There are two reasons why this expectation that literature should be mimetic and allegorical are problematic. First, if it is assumed that only notional objects can be imitated, fiction and fantasy are ruled out. It then follows that anything that does not exist as a notion cannot be imitated either. In fact, literature has not fulfilled this expectation, and has instead proved itself deserving of Plato’s accusation that it lies too much – an accusation that has acquired new currency in the current crisis of mimesis.
The research focus on ‘What is literature? Historical and systematic perspectives’ seeks to prove that this doubt about whether the imitator corresponds to the imitated was already strong in the early modern era and that literature itself addresses this doubt in its poetic statements about itself.
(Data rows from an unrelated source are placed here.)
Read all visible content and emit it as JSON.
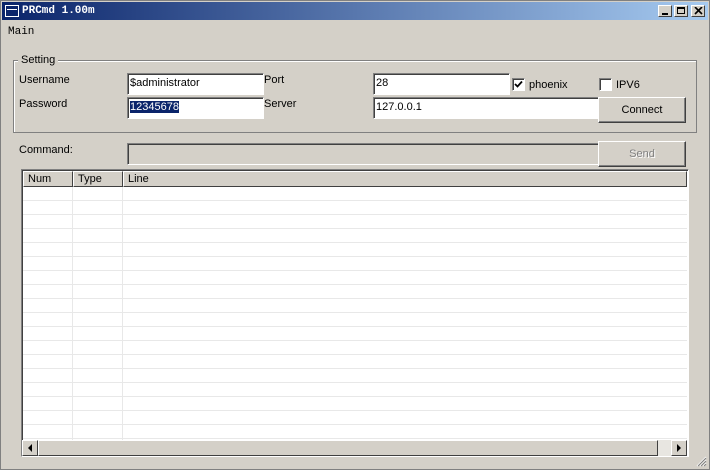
{
  "window": {
    "title": "PRCmd 1.00m"
  },
  "menu": {
    "main": "Main"
  },
  "setting": {
    "group_label": "Setting",
    "username_label": "Username",
    "username_value": "$administrator",
    "password_label": "Password",
    "password_value": "12345678",
    "port_label": "Port",
    "port_value": "28",
    "server_label": "Server",
    "server_value": "127.0.0.1",
    "phoenix_label": "phoenix",
    "phoenix_checked": true,
    "ipv6_label": "IPV6",
    "ipv6_checked": false,
    "connect_label": "Connect"
  },
  "command": {
    "label": "Command:",
    "value": "",
    "send_label": "Send"
  },
  "results": {
    "columns": [
      "Num",
      "Type",
      "Line"
    ],
    "rows": []
  },
  "colors": {
    "titlebar_start": "#0a246a",
    "titlebar_end": "#a6caf0",
    "face": "#d4d0c8",
    "selection": "#0a246a"
  }
}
Indeed, the literature of the early modern age brands its concept of the world as constructed simply by using the rhetorical instruments innate to language. Seen in this light, the ‘truth’ of literary representation can only mean taking its linguistic qualities seriously, which in turn means understanding literature as an ongoing act of naming something that is in itself neither unambiguous nor objective nor of fixed or defined content. It then follows that literature uses language to create (utopian) possible worlds and engages in an experimental exploration of conferring meaning – a process that can neither be concluded nor extend beyond the realm of contingency.
Project participant: Dr Ulrike Zeuch